The Texas Parks and Wildlife Department turned 75 years old in 1998. Along with celebrations at parks around the state, the parks department held the state's largest Texas Independence Day event at Washington-on-the-Brazos State Historical Park to unveil enhancements and improvements to the birthplace of the Republic of Texas (409/878-2214).
Among other additions to the state parks was the opening of Lake Mineral Wells State Trailway (940/328-1171). The 20-mile abandoned railway corridor was converted into public trails between Weatherford and Mineral Wells. Out of more than 700 rails-to-trails conversions in the U.S., Texas has only six. Opened with limited public access were Government Canyon State Natural Area (210/688-9055) outside of San Antonio and Lake Tawakoni State Park (903/595-2938) near Willis Point in northeast Texas.
Wildlife in Texas saw their numbers increase. At Kerr Wildlife Management Area near Kerrville the black-capped vireos rebounded from 27 singing males in 1986 to 338 in 1998. Five pairs of Aplomado falcons are nesting at the 46,000-acre Laguna Atascosa National Wildlife Refuge near Rio Hondo. The gray raptors are being reintroduced to South Texas after pesticides and habitat loss took them to the brink of extinction.
In one of the most significant land acquisitions for nature tourism of the year, the Lower Rio Grande Valley National Wildlife Refuge obtained a $5.8 million tract of land that was destined during the 1980s to become a resort community. The 12,000 acres is habitat for 17 endangered or threatened species, contains a stand of black mangroves, and portions of the Palmito Ranch Battlefield, the site of the last land battle of the Civil War. The refuge is projected to stretch 120 miles from the Gulf up the Rio Grande to Falcon Dam.
This year we lost Barton Warnock, a pioneer botanist in the deserts and mountains of West Texas, on June 9 of a heart attack at age 86. A professor at Sul Ross University in Alpine for 33 years, Warnock had the Barton Warnock Environmental Education Center in Lajitas named for him as were more than a dozen species of plants he discovered in the Trans Pecos region.

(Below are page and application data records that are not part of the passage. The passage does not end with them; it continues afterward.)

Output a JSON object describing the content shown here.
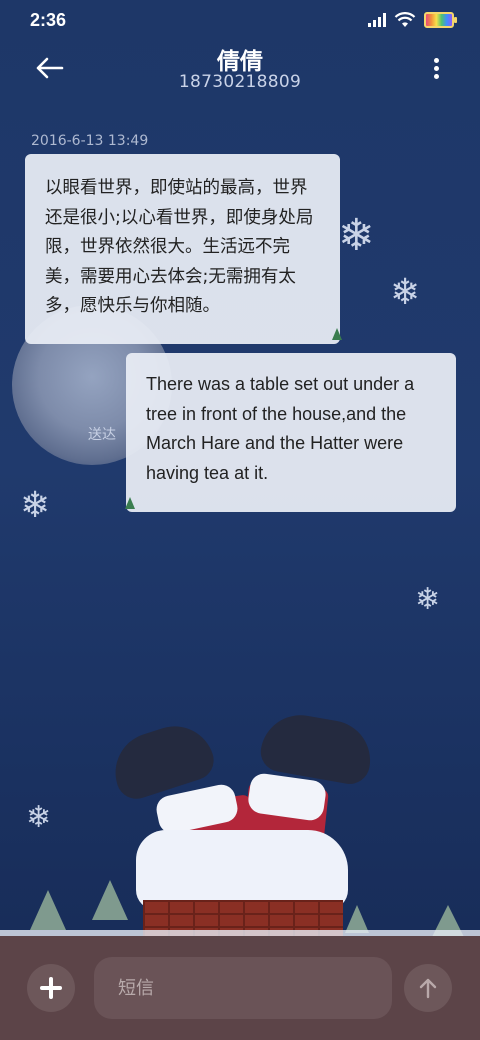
{
  "status_bar": {
    "time": "2:36",
    "icons": [
      "signal-icon",
      "wifi-icon",
      "battery-icon"
    ]
  },
  "header": {
    "contact_name": "倩倩",
    "contact_number": "18730218809",
    "back_icon": "back-arrow-icon",
    "more_icon": "more-vertical-icon"
  },
  "messages": [
    {
      "direction": "incoming",
      "timestamp": "2016-6-13 13:49",
      "text": "以眼看世界，即使站的最高，世界还是很小;以心看世界，即使身处局限，世界依然很大。生活远不完美，需要用心去体会;无需拥有太多，愿快乐与你相随。"
    },
    {
      "direction": "outgoing",
      "status": "送达",
      "text": "There was a table set out under a tree in front of the house,and the March Hare and the Hatter were having tea at it."
    }
  ],
  "composer": {
    "add_icon": "plus-icon",
    "placeholder": "短信",
    "send_icon": "send-arrow-icon"
  },
  "colors": {
    "background": "#203a6d",
    "bubble": "#e8ecf4",
    "input_bar": "#5c4448"
  }
}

Dominique de Menil of Houston, an oil heiress, human rights champion, and art patron, died at the age of 89. De Menil amassed one of the world's largest private art collections and opened it to the public in a cutting edge museum in the Montrose district of Houston. In 1986, she joined with former President Jimmy Carter to form the Carter-Menil Human Rights Foundation. A resident of Houston since 1941, she and her husband John heavily influenced the development of the local art community.
The news that struck day trippers to the bottom of their carnivorous stomachs was the news that Kreuz Market in Lockhart was being split. The Central Texas landmark has been serving no-frills smoked meat at the same location since 1900. The Schmidt family has owned the business since 1948, but in 1984 the business was divided between the sons, who own the restaurant, and their sister, who owns the building. She wants to double the rent. The brothers say they'll move instead. No one knows what effect this will have on the barbecue joint that some meat lovers have declared the best in the nation. The current lease is up on August 31, 1999, and won't be extended past August 31, 2004.
(Thanks to Ann Kelton, editor of the Texas Travel Log, for documenting the events in the Texas travel industry during the year.)